§ Your task: Give back exactly the lines from the "Parse this screenshot: output" line to the final line of the records, and only those, minus any pictures.

§ Provided material:
────────────────

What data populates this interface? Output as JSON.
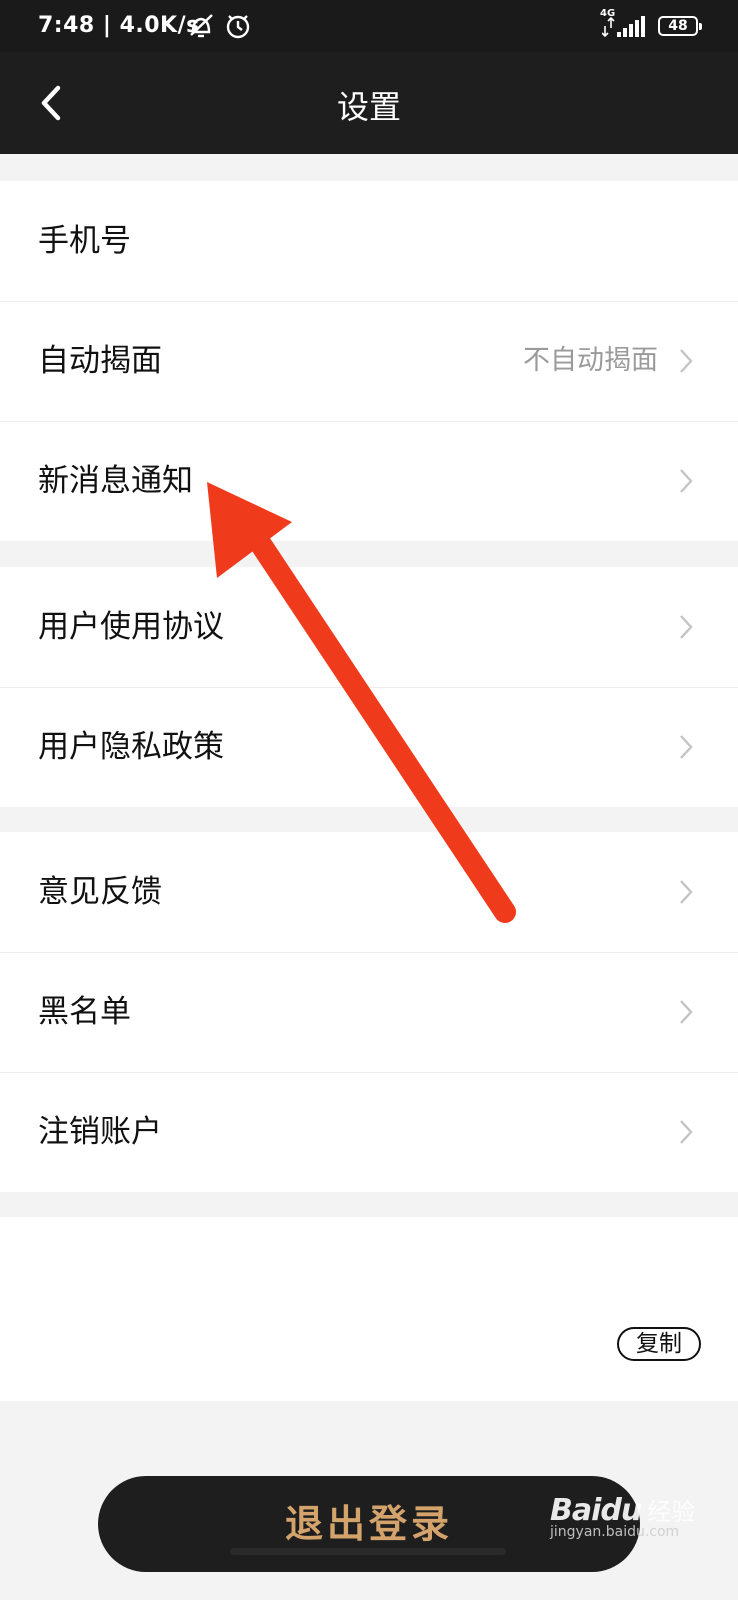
{
  "status_bar": {
    "time": "7:48 | 4.0K/s",
    "network": "4G",
    "battery": "48"
  },
  "nav": {
    "title": "设置"
  },
  "groups": [
    {
      "items": [
        {
          "label": "手机号",
          "value": ""
        },
        {
          "label": "自动揭面",
          "value": "不自动揭面"
        },
        {
          "label": "新消息通知",
          "value": ""
        }
      ]
    },
    {
      "items": [
        {
          "label": "用户使用协议",
          "value": ""
        },
        {
          "label": "用户隐私政策",
          "value": ""
        }
      ]
    },
    {
      "items": [
        {
          "label": "意见反馈",
          "value": ""
        },
        {
          "label": "黑名单",
          "value": ""
        },
        {
          "label": "注销账户",
          "value": ""
        }
      ]
    }
  ],
  "footer": {
    "copy_label": "复制",
    "logout_label": "退出登录"
  },
  "watermark": {
    "brand": "Baidu",
    "sub": "经验",
    "url": "jingyan.baidu.com"
  },
  "colors": {
    "annotation_arrow": "#f03a1c",
    "logout_text": "#d4a36b"
  }
}
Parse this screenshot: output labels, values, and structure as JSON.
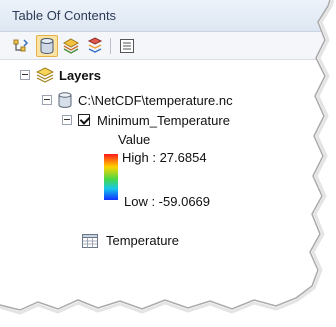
{
  "window": {
    "title": "Table Of Contents"
  },
  "toolbar": {
    "buttons": [
      {
        "icon": "list-by-drawing-order-icon"
      },
      {
        "icon": "list-by-source-icon"
      },
      {
        "icon": "list-by-visibility-icon"
      },
      {
        "icon": "list-by-selection-icon"
      },
      {
        "icon": "options-icon"
      }
    ]
  },
  "tree": {
    "layers_label": "Layers",
    "source_label": "C:\\NetCDF\\temperature.nc",
    "layer_label": "Minimum_Temperature",
    "legend": {
      "field": "Value",
      "high": "High : 27.6854",
      "low": "Low : -59.0669"
    },
    "table_label": "Temperature"
  }
}
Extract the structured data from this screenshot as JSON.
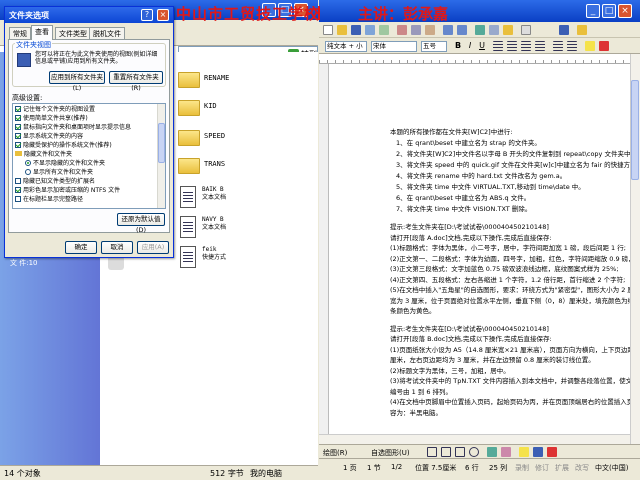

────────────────

§ Response for this exercise:
Parse this screenshot: output labels, values, and structure as JSON.
{
  "window": {
    "title": "Table Of Contents"
  },
  "toolbar": {
    "buttons": [
      {
        "icon": "list-by-drawing-order-icon"
      },
      {
        "icon": "list-by-source-icon"
      },
      {
        "icon": "list-by-visibility-icon"
      },
      {
        "icon": "list-by-selection-icon"
      },
      {
        "icon": "options-icon"
      }
    ]
  },
  "tree": {
    "layers_label": "Layers",
    "source_label": "C:\\NetCDF\\temperature.nc",
    "layer_label": "Minimum_Temperature",
    "legend": {
      "field": "Value",
      "high": "High : 27.6854",
      "low": "Low : -59.0669"
    },
    "table_label": "Temperature"
  }
}
Extract the structured data from this screenshot as JSON.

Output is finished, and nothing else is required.